[Directions]: Pictures aside, repeat the whole listing word for word.
+++ Records for the exercise +++
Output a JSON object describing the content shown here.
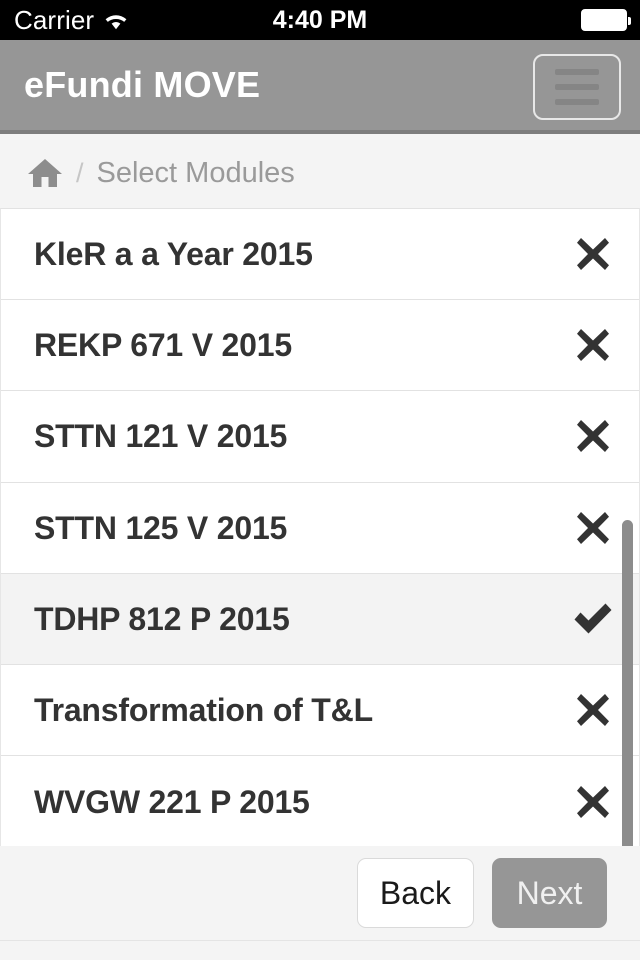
{
  "status_bar": {
    "carrier": "Carrier",
    "wifi_icon": "wifi-icon",
    "time": "4:40 PM",
    "battery_icon": "battery-full-icon"
  },
  "navbar": {
    "brand": "eFundi MOVE",
    "menu_icon": "hamburger-menu-icon",
    "background": "#969696"
  },
  "breadcrumb": {
    "home_icon": "home-icon",
    "separator": "/",
    "current": "Select Modules"
  },
  "module_list": {
    "rows": [
      {
        "label": "KleR a a Year 2015",
        "state": "unselected",
        "state_glyph": "x-icon",
        "selected": false
      },
      {
        "label": "REKP 671 V 2015",
        "state": "unselected",
        "state_glyph": "x-icon",
        "selected": false
      },
      {
        "label": "STTN 121 V 2015",
        "state": "unselected",
        "state_glyph": "x-icon",
        "selected": false
      },
      {
        "label": "STTN 125 V 2015",
        "state": "unselected",
        "state_glyph": "x-icon",
        "selected": false
      },
      {
        "label": "TDHP 812 P 2015",
        "state": "selected",
        "state_glyph": "check-icon",
        "selected": true
      },
      {
        "label": "Transformation of T&L",
        "state": "unselected",
        "state_glyph": "x-icon",
        "selected": false
      },
      {
        "label": "WVGW 221 P 2015",
        "state": "unselected",
        "state_glyph": "x-icon",
        "selected": false
      }
    ]
  },
  "scrollbar": {
    "name": "vertical-scrollbar-thumb"
  },
  "footer": {
    "back_label": "Back",
    "next_label": "Next",
    "next_background": "#969696"
  }
}
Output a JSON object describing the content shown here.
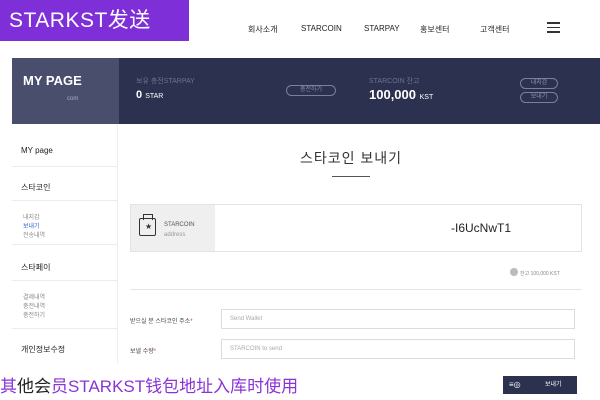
{
  "overlay_title": "STARKST发送",
  "nav": {
    "items": [
      "회사소개",
      "STARCOIN",
      "STARPAY",
      "홍보센터",
      "고객센터"
    ]
  },
  "banner": {
    "mypage_title": "MY PAGE",
    "mypage_sub": "com",
    "star_label": "보유 충전STARPAY",
    "star_value": "0",
    "star_unit": "STAR",
    "charge_btn": "충전하기",
    "coin_label": "STARCOIN 잔고",
    "coin_value": "100,000",
    "coin_unit": "KST",
    "wallet_btn": "내지갑",
    "send_btn": "보내기"
  },
  "sidebar": {
    "mypage": "MY page",
    "starcoin": "스타코인",
    "starcoin_items": [
      "내지갑",
      "보내기",
      "전송내역"
    ],
    "starpay": "스타페이",
    "starpay_items": [
      "결제내역",
      "충전내역",
      "충전하기"
    ],
    "edit_profile": "개인정보수정"
  },
  "main": {
    "title": "스타코인 보내기",
    "coin_name": "STARCOIN",
    "coin_sub": "address",
    "coin_address": "-I6UcNwT1",
    "balance": "잔고 100,000 KST",
    "recipient_label": "받으실 분 스타코인 주소",
    "recipient_placeholder": "Send Wallet",
    "amount_label": "보낼 수량",
    "amount_placeholder": "STARCOIN to send",
    "required_mark": "*"
  },
  "bottom": {
    "text_colored_1": "其",
    "text_black": "他会",
    "text_colored_2": "员STARKST钱包地址入库时使用",
    "send_button": "보내기",
    "send_button_icon": "≡◎"
  }
}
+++
[Response to the exercise]:
Output a JSON object describing the content shown here.
{
  "status_bar": {
    "carrier": "Carrier",
    "wifi_icon": "wifi-icon",
    "time": "4:40 PM",
    "battery_icon": "battery-full-icon"
  },
  "navbar": {
    "brand": "eFundi MOVE",
    "menu_icon": "hamburger-menu-icon",
    "background": "#969696"
  },
  "breadcrumb": {
    "home_icon": "home-icon",
    "separator": "/",
    "current": "Select Modules"
  },
  "module_list": {
    "rows": [
      {
        "label": "KleR a a Year 2015",
        "state": "unselected",
        "state_glyph": "x-icon",
        "selected": false
      },
      {
        "label": "REKP 671 V 2015",
        "state": "unselected",
        "state_glyph": "x-icon",
        "selected": false
      },
      {
        "label": "STTN 121 V 2015",
        "state": "unselected",
        "state_glyph": "x-icon",
        "selected": false
      },
      {
        "label": "STTN 125 V 2015",
        "state": "unselected",
        "state_glyph": "x-icon",
        "selected": false
      },
      {
        "label": "TDHP 812 P 2015",
        "state": "selected",
        "state_glyph": "check-icon",
        "selected": true
      },
      {
        "label": "Transformation of T&L",
        "state": "unselected",
        "state_glyph": "x-icon",
        "selected": false
      },
      {
        "label": "WVGW 221 P 2015",
        "state": "unselected",
        "state_glyph": "x-icon",
        "selected": false
      }
    ]
  },
  "scrollbar": {
    "name": "vertical-scrollbar-thumb"
  },
  "footer": {
    "back_label": "Back",
    "next_label": "Next",
    "next_background": "#969696"
  }
}
Output a JSON object describing the content shown here.
{
  "overlay_title": "STARKST发送",
  "nav": {
    "items": [
      "회사소개",
      "STARCOIN",
      "STARPAY",
      "홍보센터",
      "고객센터"
    ]
  },
  "banner": {
    "mypage_title": "MY PAGE",
    "mypage_sub": "com",
    "star_label": "보유 충전STARPAY",
    "star_value": "0",
    "star_unit": "STAR",
    "charge_btn": "충전하기",
    "coin_label": "STARCOIN 잔고",
    "coin_value": "100,000",
    "coin_unit": "KST",
    "wallet_btn": "내지갑",
    "send_btn": "보내기"
  },
  "sidebar": {
    "mypage": "MY page",
    "starcoin": "스타코인",
    "starcoin_items": [
      "내지갑",
      "보내기",
      "전송내역"
    ],
    "starpay": "스타페이",
    "starpay_items": [
      "결제내역",
      "충전내역",
      "충전하기"
    ],
    "edit_profile": "개인정보수정"
  },
  "main": {
    "title": "스타코인 보내기",
    "coin_name": "STARCOIN",
    "coin_sub": "address",
    "coin_address": "-I6UcNwT1",
    "balance": "잔고 100,000 KST",
    "recipient_label": "받으실 분 스타코인 주소",
    "recipient_placeholder": "Send Wallet",
    "amount_label": "보낼 수량",
    "amount_placeholder": "STARCOIN to send",
    "required_mark": "*"
  },
  "bottom": {
    "text_colored_1": "其",
    "text_black": "他会",
    "text_colored_2": "员STARKST钱包地址入库时使用",
    "send_button": "보내기",
    "send_button_icon": "≡◎"
  }
}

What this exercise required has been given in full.